University can be daunting. If you’re reading this you’ve been there. You know the anxious feeling you get before leaving almost everyone and everything you know. Nobody wants to leave their dog behind – wagging it’s tail – oblivious to the fact you might not come home again for months at a time.

I left home to fly up to Edinburgh on a rainy Monday afternoon. All I was sure of, is that I had a place at University and an Airbnb for a week. Was I scared? Sure. Was I worried? Absolutely.

I landed at Edinburgh airport, made my way to the taxi rank and stood in line. I thought they were all joking when they said Edinburgh is cold, windy and wet. I found this out the hard way hopping from foot to foot to keep warm.
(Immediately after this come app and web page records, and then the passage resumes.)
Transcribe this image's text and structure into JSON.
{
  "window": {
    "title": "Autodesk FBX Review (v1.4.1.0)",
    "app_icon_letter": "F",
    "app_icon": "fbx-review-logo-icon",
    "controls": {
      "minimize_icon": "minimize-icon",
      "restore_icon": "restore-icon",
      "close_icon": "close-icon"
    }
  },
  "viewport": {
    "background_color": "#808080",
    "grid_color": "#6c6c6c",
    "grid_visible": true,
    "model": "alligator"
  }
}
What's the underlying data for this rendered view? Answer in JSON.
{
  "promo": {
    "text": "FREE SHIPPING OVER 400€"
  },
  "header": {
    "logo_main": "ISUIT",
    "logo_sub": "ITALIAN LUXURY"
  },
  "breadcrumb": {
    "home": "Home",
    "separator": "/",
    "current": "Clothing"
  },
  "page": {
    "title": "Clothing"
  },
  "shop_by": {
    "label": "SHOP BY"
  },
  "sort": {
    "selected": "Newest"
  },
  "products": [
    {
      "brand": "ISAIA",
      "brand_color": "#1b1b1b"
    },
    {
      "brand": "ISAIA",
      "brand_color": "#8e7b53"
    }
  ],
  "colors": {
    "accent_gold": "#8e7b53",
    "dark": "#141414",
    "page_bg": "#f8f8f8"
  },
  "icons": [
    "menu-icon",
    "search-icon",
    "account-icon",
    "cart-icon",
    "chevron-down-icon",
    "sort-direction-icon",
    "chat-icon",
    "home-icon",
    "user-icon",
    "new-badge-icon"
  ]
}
Eventually I got to the front and was directed to the taxi. I hopped in and told him the address, not expecting him to talk to me too much. 5 seconds into the trip, he complained about students and how busy they were making the airport. Awkward. I laughed it off and told him I was a student. I’m not sure what it is about the Scottish accent, but that 20 minute conversation we were about to have completely relaxed me. The taxi driver (who shall remain nameless because I can’t remember his name) asked me all about my course, suggested some great beers and places to eat, told me all about the bus m-ticket system among other small talk.

We arrived, I got out and paid my fare. I stood there to open up Google Maps to find the Airbnb before a sudden wave of realisation washed over me. I hadn’t thought about how much I missed my family, or my dog, or even about the fact I still hadn’t got a place to live. This taxi driver – just acting how I assume he does every other day, selflessly helping out a newcomer to the country – had completely calmed my fears and anxieties. As I looked back to my phone, an email popped up as a banner across the top. My heart skipped a beat as my brain went into overdrive. “Tenancy of **** ****”. My palms are sweaty, knees weak, arms are heavy as I realised I had a flat to live in now. Everything was falling into place. Edinburgh wasn’t terrifying. I wasn’t scared. In hindsight, Edinburgh is one of the friendliest cities I’ve ever visited, with some of the most exciting opportunities I’ve ever had.

I’m not scared, I’m not alone, I’m excited. I can’t wait to see what this year brings.

Luke Mitchell